[Data records for software interfaces]
++++++++++

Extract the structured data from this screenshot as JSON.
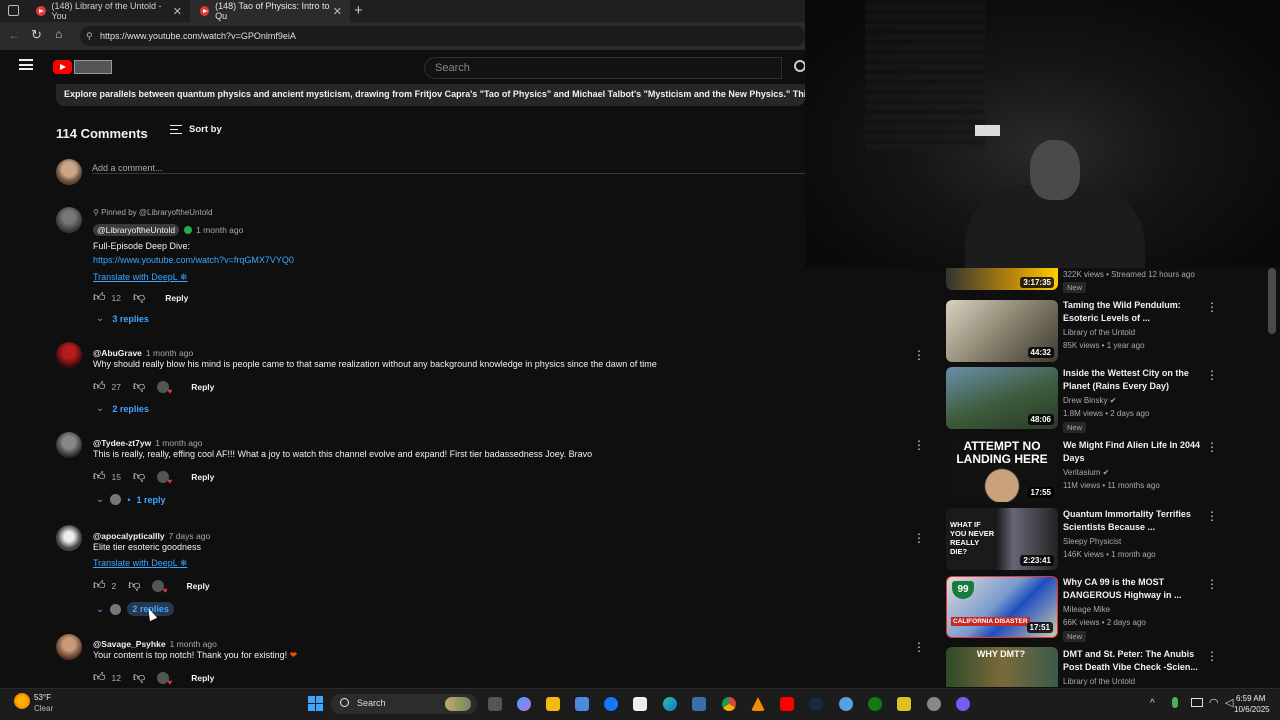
{
  "browser": {
    "tabs": [
      {
        "title": "(148) Library of the Untold - You"
      },
      {
        "title": "(148) Tao of Physics: Intro to Qu"
      }
    ],
    "url": "https://www.youtube.com/watch?v=GPOnlmf9eiA"
  },
  "header": {
    "search_placeholder": "Search"
  },
  "description": "Explore parallels between quantum physics and ancient mysticism, drawing from Fritjov Capra's \"Tao of Physics\" and Michael Talbot's \"Mysticism and the New Physics.\" This intro e",
  "comments_header": {
    "count_label": "114 Comments",
    "sort_label": "Sort by",
    "add_placeholder": "Add a comment..."
  },
  "comments": [
    {
      "pinned": "Pinned by @LibraryoftheUntold",
      "handle": "@LibraryoftheUntold",
      "time": "1 month ago",
      "text": "Full-Episode Deep Dive:",
      "link": "https://www.youtube.com/watch?v=frqGMX7VYQ0",
      "translate": "Translate with DeepL",
      "likes": "12",
      "reply": "Reply",
      "replies": "3 replies"
    },
    {
      "handle": "@AbuGrave",
      "time": "1 month ago",
      "text": "Why should really blow his mind is people came to that same realization without any background knowledge in physics since the dawn of time",
      "likes": "27",
      "reply": "Reply",
      "replies": "2 replies"
    },
    {
      "handle": "@Tydee-zt7yw",
      "time": "1 month ago",
      "text": "This is really, really, effing cool AF!!! What a joy to watch this channel evolve and expand! First tier badassedness Joey.  Bravo",
      "likes": "15",
      "reply": "Reply",
      "replies": "1 reply"
    },
    {
      "handle": "@apocalypticallly",
      "time": "7 days ago",
      "text": "Elite tier esoteric goodness",
      "translate": "Translate with DeepL",
      "likes": "2",
      "reply": "Reply",
      "replies": "2 replies"
    },
    {
      "handle": "@Savage_Psyhke",
      "time": "1 month ago",
      "text": "Your content is top notch! Thank you for existing! ",
      "likes": "12",
      "reply": "Reply"
    }
  ],
  "sidebar": [
    {
      "duration": "3:17:35",
      "meta": "322K views • Streamed 12 hours ago",
      "badge": "New"
    },
    {
      "title": "Taming the Wild Pendulum: Esoteric Levels of ...",
      "channel": "Library of the Untold",
      "meta": "85K views • 1 year ago",
      "duration": "44:32"
    },
    {
      "title": "Inside the Wettest City on the Planet (Rains Every Day)",
      "channel": "Drew Binsky",
      "meta": "1.8M views • 2 days ago",
      "duration": "48:06",
      "badge": "New"
    },
    {
      "title": "We Might Find Alien Life In 2044 Days",
      "channel": "Veritasium",
      "meta": "11M views • 11 months ago",
      "duration": "17:55",
      "thumb_text": "ATTEMPT NO LANDING HERE"
    },
    {
      "title": "Quantum Immortality Terrifies Scientists Because ...",
      "channel": "Sleepy Physicist",
      "meta": "146K views • 1 month ago",
      "duration": "2:23:41",
      "thumb_text": "WHAT IF YOU NEVER REALLY DIE?"
    },
    {
      "title": "Why CA 99 is the MOST DANGEROUS Highway in ...",
      "channel": "Mileage Mike",
      "meta": "66K views • 2 days ago",
      "duration": "17:51",
      "badge": "New",
      "thumb_text": "CALIFORNIA DISASTER"
    },
    {
      "title": "DMT and St. Peter: The Anubis Post Death Vibe Check -Scien...",
      "channel": "Library of the Untold",
      "thumb_text": "WHY DMT?"
    }
  ],
  "taskbar": {
    "weather_temp": "53°F",
    "weather_cond": "Clear",
    "search_label": "Search",
    "time": "6:59 AM",
    "date": "10/6/2025"
  },
  "colors": {
    "accent": "#3ea6ff",
    "bg": "#0f0f0f",
    "youtube_red": "#ff0000"
  }
}
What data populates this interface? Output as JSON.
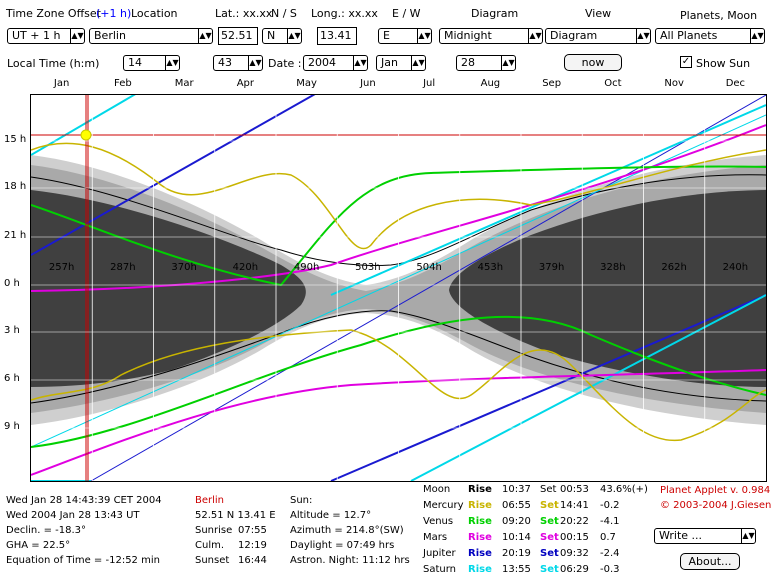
{
  "header": {
    "tz_label": "Time Zone Offset",
    "tz_offset": "(+1 h)",
    "location_label": "Location",
    "lat_label": "Lat.: xx.xx",
    "ns_label": "N / S",
    "long_label": "Long.: xx.xx",
    "ew_label": "E / W",
    "diagram_label": "Diagram",
    "view_label": "View",
    "planets_label": "Planets, Moon",
    "local_time_label": "Local Time (h:m)",
    "date_label": "Date :"
  },
  "controls": {
    "tz_select": "UT + 1 h",
    "location_select": "Berlin",
    "lat_value": "52.51",
    "ns_select": "N",
    "long_value": "13.41",
    "ew_select": "E",
    "diagram_select": "Midnight",
    "view_select": "Diagram",
    "planets_select": "All Planets",
    "hour_select": "14",
    "minute_select": "43",
    "year_select": "2004",
    "month_select": "Jan",
    "day_select": "28",
    "now_button": "now",
    "show_sun_label": "Show Sun",
    "show_sun_checked": true
  },
  "months": [
    "Jan",
    "Feb",
    "Mar",
    "Apr",
    "May",
    "Jun",
    "Jul",
    "Aug",
    "Sep",
    "Oct",
    "Nov",
    "Dec"
  ],
  "hour_ticks": [
    "15 h",
    "18 h",
    "21 h",
    "0 h",
    "3 h",
    "6 h",
    "9 h"
  ],
  "darkness_hours": [
    "257h",
    "287h",
    "370h",
    "420h",
    "490h",
    "503h",
    "504h",
    "453h",
    "379h",
    "328h",
    "262h",
    "240h"
  ],
  "info": {
    "datetime_local": "Wed Jan 28 14:43:39 CET 2004",
    "datetime_ut": "Wed 2004 Jan 28 13:43 UT",
    "declination": "Declin. = -18.3°",
    "gha": "GHA = 22.5°",
    "eq_of_time": "Equation of Time = -12:52 min",
    "city": "Berlin",
    "coords": "52.51 N  13.41 E",
    "sunrise_label": "Sunrise",
    "sunrise": "07:55",
    "culm_label": "Culm.",
    "culm": "12:19",
    "sunset_label": "Sunset",
    "sunset": "16:44",
    "sun_label": "Sun:",
    "altitude": "Altitude = 12.7°",
    "azimuth": "Azimuth = 214.8°(SW)",
    "daylight": "Daylight = 07:49 hrs",
    "astron_night": "Astron. Night: 11:12 hrs"
  },
  "planets_table": [
    {
      "name": "Moon",
      "rise": "Rise",
      "rise_time": "10:37",
      "set": "Set",
      "set_time": "00:53",
      "extra": "43.6%(+)",
      "color": "#000000"
    },
    {
      "name": "Mercury",
      "rise": "Rise",
      "rise_time": "06:55",
      "set": "Set",
      "set_time": "14:41",
      "extra": "-0.2",
      "color": "#c8b400"
    },
    {
      "name": "Venus",
      "rise": "Rise",
      "rise_time": "09:20",
      "set": "Set",
      "set_time": "20:22",
      "extra": "-4.1",
      "color": "#00d000"
    },
    {
      "name": "Mars",
      "rise": "Rise",
      "rise_time": "10:14",
      "set": "Set",
      "set_time": "00:15",
      "extra": "0.7",
      "color": "#e000e0"
    },
    {
      "name": "Jupiter",
      "rise": "Rise",
      "rise_time": "20:19",
      "set": "Set",
      "set_time": "09:32",
      "extra": "-2.4",
      "color": "#0000c0"
    },
    {
      "name": "Saturn",
      "rise": "Rise",
      "rise_time": "13:55",
      "set": "Set",
      "set_time": "06:29",
      "extra": "-0.3",
      "color": "#00d8e8"
    }
  ],
  "credits": {
    "version": "Planet Applet v. 0.984",
    "copyright": "© 2003-2004 J.Giesen"
  },
  "write_select": "Write ...",
  "about_button": "About...",
  "colors": {
    "dark": "#404040",
    "gray": "#a0a0a0",
    "light": "#cccccc",
    "red": "#cc0000",
    "sun": "#ffff00"
  }
}
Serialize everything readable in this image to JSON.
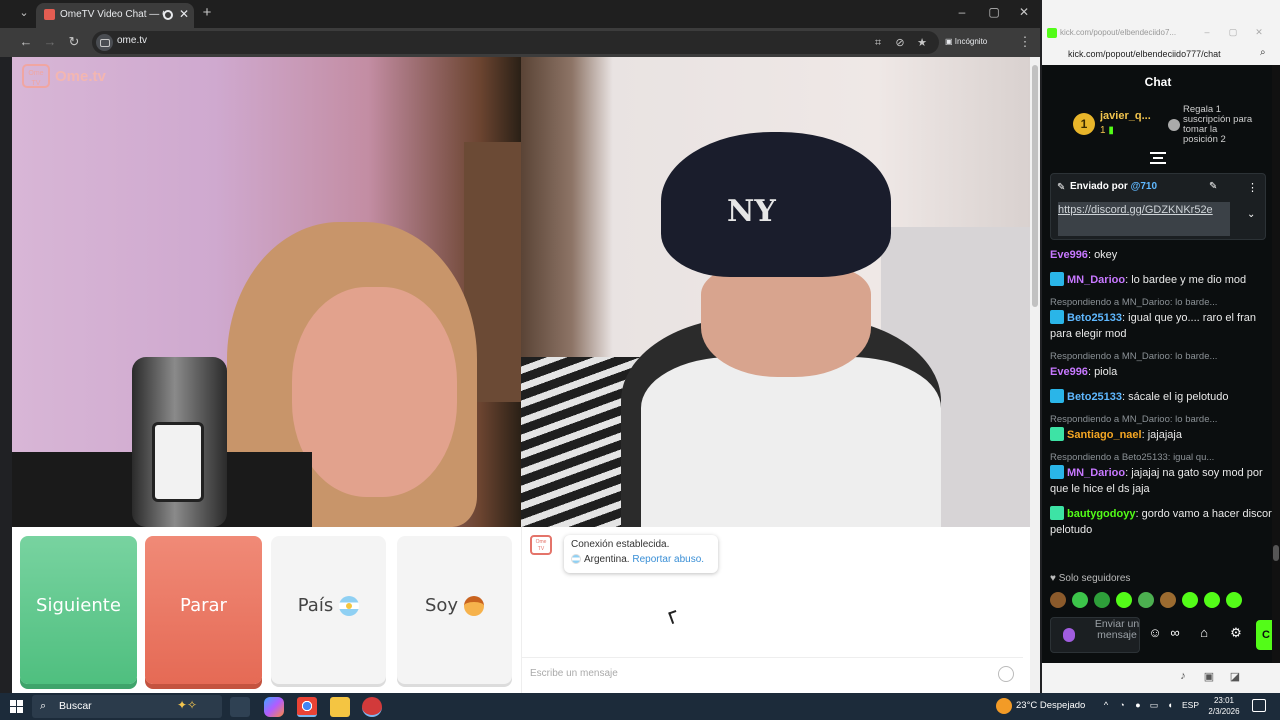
{
  "browser": {
    "tab_title": "OmeTV Video Chat — Ome",
    "url": "ome.tv",
    "incognito_label": "Incógnito"
  },
  "ometv": {
    "logo_text": "Ome.tv",
    "buttons": {
      "next": "Siguiente",
      "stop": "Parar",
      "country": "País",
      "gender": "Soy"
    },
    "system_message": {
      "line1": "Conexión establecida.",
      "country": "Argentina.",
      "report_link": "Reportar abuso."
    },
    "input_placeholder": "Escribe un mensaje"
  },
  "kick": {
    "tab_title": "kick.com/popout/elbendeciido7...",
    "url": "kick.com/popout/elbendeciido777/chat",
    "chat_title": "Chat",
    "leaderboard": {
      "rank": "1",
      "name": "javier_q...",
      "subs": "1",
      "gift_text": "Regala 1 suscripción para tomar la posición 2"
    },
    "pinned": {
      "label": "Enviado por",
      "user": "@710",
      "link": "https://discord.gg/GDZKNKr52e"
    },
    "messages": [
      {
        "reply": "",
        "user": "Eve996",
        "badge": "",
        "color": "#c778ff",
        "text": "okey"
      },
      {
        "reply": "",
        "user": "MN_Darioo",
        "badge": "mod",
        "color": "#c778ff",
        "text": "lo bardee y me dio mod"
      },
      {
        "reply": "Respondiendo a MN_Darioo: lo barde...",
        "user": "Beto25133",
        "badge": "mod",
        "color": "#5fb8ff",
        "text": "igual que yo.... raro el fran para elegir mod"
      },
      {
        "reply": "Respondiendo a MN_Darioo: lo barde...",
        "user": "Eve996",
        "badge": "",
        "color": "#c778ff",
        "text": "piola"
      },
      {
        "reply": "",
        "user": "Beto25133",
        "badge": "mod",
        "color": "#5fb8ff",
        "text": "sácale el ig pelotudo"
      },
      {
        "reply": "Respondiendo a MN_Darioo: lo barde...",
        "user": "Santiago_nael",
        "badge": "vip",
        "color": "#f5a623",
        "text": "jajajaja"
      },
      {
        "reply": "Respondiendo a Beto25133: igual qu...",
        "user": "MN_Darioo",
        "badge": "mod",
        "color": "#c778ff",
        "text": "jajajaj na gato soy mod por que le hice el ds jaja"
      },
      {
        "reply": "",
        "user": "bautygodoyy",
        "badge": "vip",
        "color": "#53fc18",
        "text": "gordo vamo a hacer discor pelotudo"
      }
    ],
    "followers_only": "Solo seguidores",
    "send_placeholder": "Enviar un mensaje",
    "chat_button": "C"
  },
  "taskbar": {
    "search_placeholder": "Buscar",
    "weather": "23°C  Despejado",
    "language": "ESP",
    "time": "23:01",
    "date": "2/3/2026"
  }
}
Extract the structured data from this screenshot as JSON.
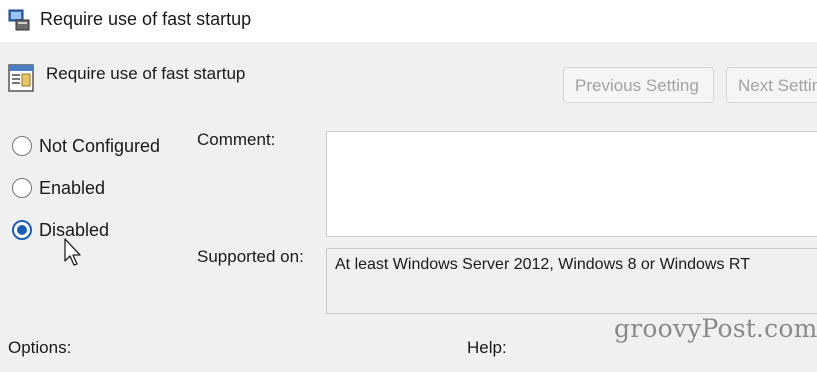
{
  "window": {
    "title": "Require use of fast startup"
  },
  "policy": {
    "title": "Require use of fast startup"
  },
  "buttons": {
    "previous": "Previous Setting",
    "next": "Next Setting"
  },
  "options": [
    {
      "label": "Not Configured",
      "selected": false
    },
    {
      "label": "Enabled",
      "selected": false
    },
    {
      "label": "Disabled",
      "selected": true
    }
  ],
  "comment": {
    "label": "Comment:",
    "value": ""
  },
  "supported": {
    "label": "Supported on:",
    "value": "At least Windows Server 2012, Windows 8 or Windows RT"
  },
  "sections": {
    "options_label": "Options:",
    "help_label": "Help:"
  },
  "watermark": "groovyPost.com",
  "colors": {
    "accent": "#1b5fb4",
    "background": "#f0f0f0",
    "titlebar": "#ffffff"
  }
}
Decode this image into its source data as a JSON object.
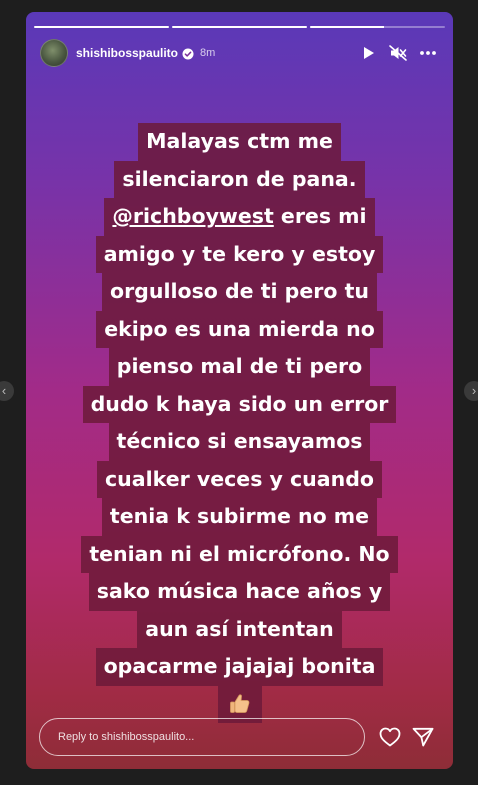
{
  "story": {
    "progress": [
      1,
      1,
      0.55
    ],
    "user": {
      "username": "shishibosspaulito",
      "verified": true,
      "time_ago": "8m"
    },
    "header_icons": [
      "play-icon",
      "muted-speaker-icon",
      "more-icon"
    ],
    "text_lines": [
      "Malayas ctm me",
      "silenciaron de pana.",
      "eres mi",
      "amigo y te kero y estoy",
      "orgulloso de ti pero tu",
      "ekipo es una mierda no",
      "pienso mal de ti pero",
      "dudo k haya sido un error",
      "técnico si ensayamos",
      "cualker veces y cuando",
      "tenia k subirme no me",
      "tenian ni el micrófono. No",
      "sako música hace años y",
      "aun así intentan",
      "opacarme jajajaj bonita"
    ],
    "mention": "@richboywest",
    "emoji": "thumbs-up-emoji",
    "reply": {
      "placeholder": "Reply to shishibosspaulito..."
    },
    "footer_icons": [
      "heart-icon",
      "send-icon"
    ],
    "colors": {
      "text_bg": "#6c1a3a",
      "gradient_top": "#5a39b8",
      "gradient_bottom": "#8e2d37"
    }
  }
}
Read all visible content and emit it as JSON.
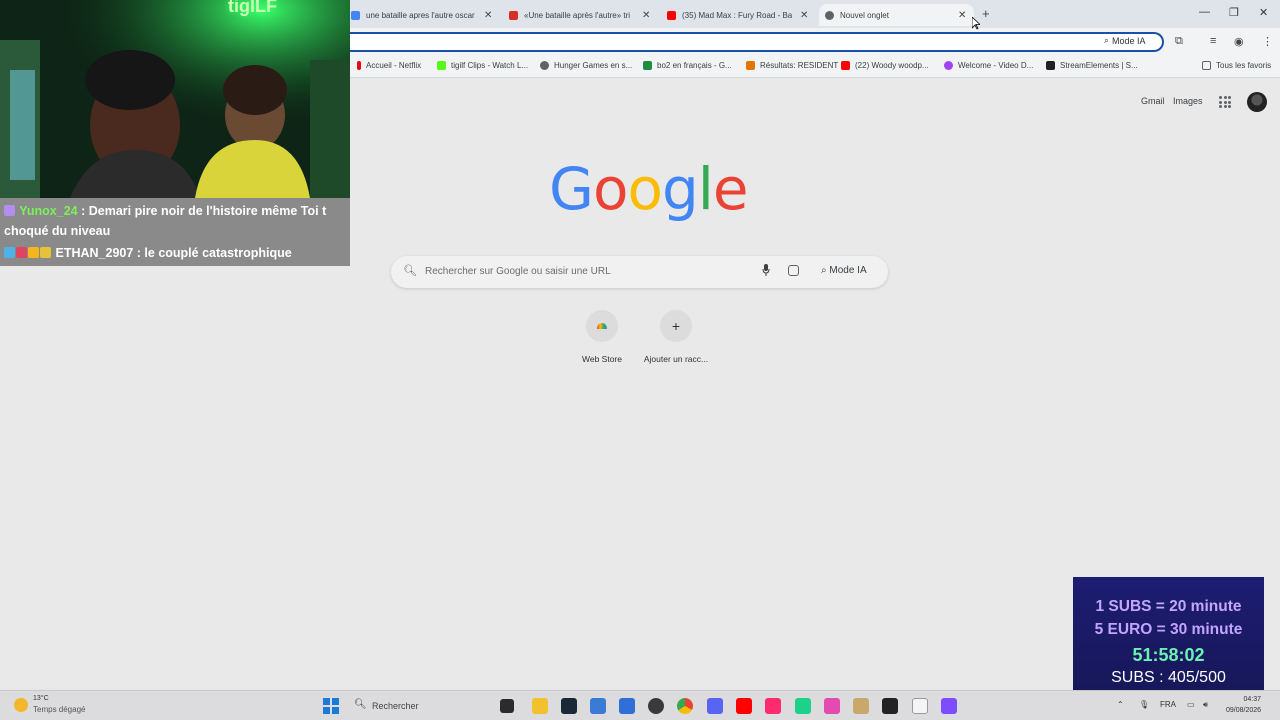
{
  "tabs": [
    {
      "title": "une bataille apres l'autre oscar",
      "icon": "google-icon",
      "color": "#4285f4"
    },
    {
      "title": "«Une bataille après l'autre» tri",
      "icon": "news-icon",
      "color": "#d93025"
    },
    {
      "title": "(35) Mad Max : Fury Road - Ba",
      "icon": "youtube-icon",
      "color": "#ff0000"
    },
    {
      "title": "Nouvel onglet",
      "icon": "chrome-icon",
      "color": "#5f6368"
    }
  ],
  "omnibox": {
    "mode_label": "Mode IA"
  },
  "bookmarks": [
    {
      "label": "Accueil - Netflix",
      "color": "#e50914"
    },
    {
      "label": "tigilf Clips - Watch L...",
      "color": "#53fc18"
    },
    {
      "label": "Hunger Games en s...",
      "color": "#5f6368"
    },
    {
      "label": "bo2 en français - G...",
      "color": "#1e8e3e"
    },
    {
      "label": "Résultats: RESIDENT",
      "color": "#e37400"
    },
    {
      "label": "(22) Woody woodp...",
      "color": "#ff0000"
    },
    {
      "label": "Welcome - Video D...",
      "color": "#a142f4"
    },
    {
      "label": "StreamElements | S...",
      "color": "#202124"
    }
  ],
  "all_bookmarks_label": "Tous les favoris",
  "google": {
    "gmail": "Gmail",
    "images": "Images",
    "search_placeholder": "Rechercher sur Google ou saisir une URL",
    "mode_ia": "Mode IA",
    "logo": [
      {
        "ch": "G",
        "color": "#4285f4"
      },
      {
        "ch": "o",
        "color": "#ea4335"
      },
      {
        "ch": "o",
        "color": "#fbbc05"
      },
      {
        "ch": "g",
        "color": "#4285f4"
      },
      {
        "ch": "l",
        "color": "#34a853"
      },
      {
        "ch": "e",
        "color": "#ea4335"
      }
    ],
    "shortcuts": [
      {
        "label": "Web Store"
      },
      {
        "label": "Ajouter un racc...",
        "glyph": "+"
      }
    ]
  },
  "chat": [
    {
      "user": "Yunox_24",
      "message": " : Demari pire noir de l'histoire même Toi t choqué du niveau"
    },
    {
      "user": "ETHAN_2907",
      "message": " : le couplé catastrophique"
    }
  ],
  "overlay_logo": "tigILF",
  "subathon": {
    "line1": "1 SUBS = 20 minute",
    "line2": "5 EURO = 30 minute",
    "timer": "51:58:02",
    "subs": "SUBS : 405/500"
  },
  "taskbar": {
    "temperature": "13°C",
    "weather": "Temps dégagé",
    "search_placeholder": "Rechercher",
    "language": "FRA",
    "time": "04:37",
    "date": "09/08/2026"
  }
}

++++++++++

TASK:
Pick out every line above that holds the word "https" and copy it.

ANSWER SPACE:
    "url": "https://www.youtube.com/watch?v=GPOnlmf9eiA"
      "link": "https://www.youtube.com/watch?v=frqGMX7VYQ0",
      "link": "https://discord.gg/GDZKNKr52e"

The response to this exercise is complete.